Task objective:
Scan the entries below and report only how many lines contain "title".

**** Data under study

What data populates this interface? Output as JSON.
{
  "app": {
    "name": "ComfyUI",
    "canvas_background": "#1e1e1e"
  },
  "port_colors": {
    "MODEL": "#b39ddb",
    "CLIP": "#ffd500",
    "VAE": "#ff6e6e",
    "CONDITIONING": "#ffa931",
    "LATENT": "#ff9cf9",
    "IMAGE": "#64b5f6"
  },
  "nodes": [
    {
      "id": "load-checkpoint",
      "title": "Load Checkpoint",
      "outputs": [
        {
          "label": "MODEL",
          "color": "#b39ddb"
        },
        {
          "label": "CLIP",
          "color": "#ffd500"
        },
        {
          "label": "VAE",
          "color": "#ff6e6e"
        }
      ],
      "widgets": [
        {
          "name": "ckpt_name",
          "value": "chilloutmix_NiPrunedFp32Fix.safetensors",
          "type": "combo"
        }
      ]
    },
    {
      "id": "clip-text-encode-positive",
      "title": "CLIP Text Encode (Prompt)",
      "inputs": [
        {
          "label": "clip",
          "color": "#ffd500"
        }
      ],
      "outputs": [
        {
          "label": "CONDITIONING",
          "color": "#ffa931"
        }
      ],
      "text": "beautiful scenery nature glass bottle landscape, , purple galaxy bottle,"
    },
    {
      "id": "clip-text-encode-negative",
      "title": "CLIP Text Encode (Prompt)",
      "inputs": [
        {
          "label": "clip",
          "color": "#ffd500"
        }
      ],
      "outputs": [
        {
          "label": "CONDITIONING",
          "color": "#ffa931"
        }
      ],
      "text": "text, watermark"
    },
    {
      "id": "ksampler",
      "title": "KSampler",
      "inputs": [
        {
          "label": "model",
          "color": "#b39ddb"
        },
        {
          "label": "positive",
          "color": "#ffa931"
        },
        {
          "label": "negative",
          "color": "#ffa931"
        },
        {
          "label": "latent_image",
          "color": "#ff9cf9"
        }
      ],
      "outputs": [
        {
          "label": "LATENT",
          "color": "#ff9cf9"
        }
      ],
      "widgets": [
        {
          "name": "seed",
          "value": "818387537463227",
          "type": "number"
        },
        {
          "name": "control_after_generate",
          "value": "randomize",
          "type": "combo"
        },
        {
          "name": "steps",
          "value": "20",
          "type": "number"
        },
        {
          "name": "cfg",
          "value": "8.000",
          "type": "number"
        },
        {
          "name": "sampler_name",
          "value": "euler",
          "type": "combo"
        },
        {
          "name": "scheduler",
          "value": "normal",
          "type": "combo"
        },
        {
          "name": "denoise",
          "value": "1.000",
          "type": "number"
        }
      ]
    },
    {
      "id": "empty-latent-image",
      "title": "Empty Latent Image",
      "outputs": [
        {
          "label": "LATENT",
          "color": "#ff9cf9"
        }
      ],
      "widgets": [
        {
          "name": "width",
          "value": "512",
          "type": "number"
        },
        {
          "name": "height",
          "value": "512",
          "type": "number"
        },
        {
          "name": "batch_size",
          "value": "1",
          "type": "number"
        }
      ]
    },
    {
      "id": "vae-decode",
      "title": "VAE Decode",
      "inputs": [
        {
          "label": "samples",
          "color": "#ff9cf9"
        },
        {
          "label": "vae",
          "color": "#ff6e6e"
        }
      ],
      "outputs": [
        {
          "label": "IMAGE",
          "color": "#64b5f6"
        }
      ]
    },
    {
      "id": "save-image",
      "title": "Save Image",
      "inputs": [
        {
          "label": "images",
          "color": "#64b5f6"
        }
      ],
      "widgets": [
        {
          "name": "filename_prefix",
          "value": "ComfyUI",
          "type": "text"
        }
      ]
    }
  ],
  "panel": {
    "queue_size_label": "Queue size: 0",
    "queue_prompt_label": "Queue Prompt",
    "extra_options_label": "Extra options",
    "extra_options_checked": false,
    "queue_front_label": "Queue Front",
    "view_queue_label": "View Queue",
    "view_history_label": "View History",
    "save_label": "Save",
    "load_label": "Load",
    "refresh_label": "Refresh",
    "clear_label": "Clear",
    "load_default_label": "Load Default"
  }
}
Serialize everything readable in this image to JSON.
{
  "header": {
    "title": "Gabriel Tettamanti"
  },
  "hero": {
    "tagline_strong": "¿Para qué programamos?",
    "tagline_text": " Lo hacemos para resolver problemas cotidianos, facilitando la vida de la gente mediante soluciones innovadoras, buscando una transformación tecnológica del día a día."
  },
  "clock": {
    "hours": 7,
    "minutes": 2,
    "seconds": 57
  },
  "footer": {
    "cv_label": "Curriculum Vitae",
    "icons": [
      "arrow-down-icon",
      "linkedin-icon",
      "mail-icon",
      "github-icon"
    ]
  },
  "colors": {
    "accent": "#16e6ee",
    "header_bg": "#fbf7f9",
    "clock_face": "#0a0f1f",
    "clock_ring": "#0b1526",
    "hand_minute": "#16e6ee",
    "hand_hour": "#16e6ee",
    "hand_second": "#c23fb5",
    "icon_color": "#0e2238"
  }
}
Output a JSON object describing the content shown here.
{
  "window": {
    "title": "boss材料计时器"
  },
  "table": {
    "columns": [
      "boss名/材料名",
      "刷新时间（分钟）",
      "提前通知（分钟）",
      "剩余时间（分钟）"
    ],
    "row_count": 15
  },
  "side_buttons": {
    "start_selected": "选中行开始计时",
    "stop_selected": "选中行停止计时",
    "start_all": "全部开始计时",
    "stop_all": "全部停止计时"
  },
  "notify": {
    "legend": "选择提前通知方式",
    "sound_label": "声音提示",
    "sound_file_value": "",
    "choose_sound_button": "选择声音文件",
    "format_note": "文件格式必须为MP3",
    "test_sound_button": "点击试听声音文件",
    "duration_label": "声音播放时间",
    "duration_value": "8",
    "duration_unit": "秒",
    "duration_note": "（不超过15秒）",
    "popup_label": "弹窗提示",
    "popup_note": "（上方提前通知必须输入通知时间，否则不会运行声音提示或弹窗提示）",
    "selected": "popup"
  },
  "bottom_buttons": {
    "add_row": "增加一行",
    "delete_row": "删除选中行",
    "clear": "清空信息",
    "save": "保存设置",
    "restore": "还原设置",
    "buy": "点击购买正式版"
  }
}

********

Worked solution:
9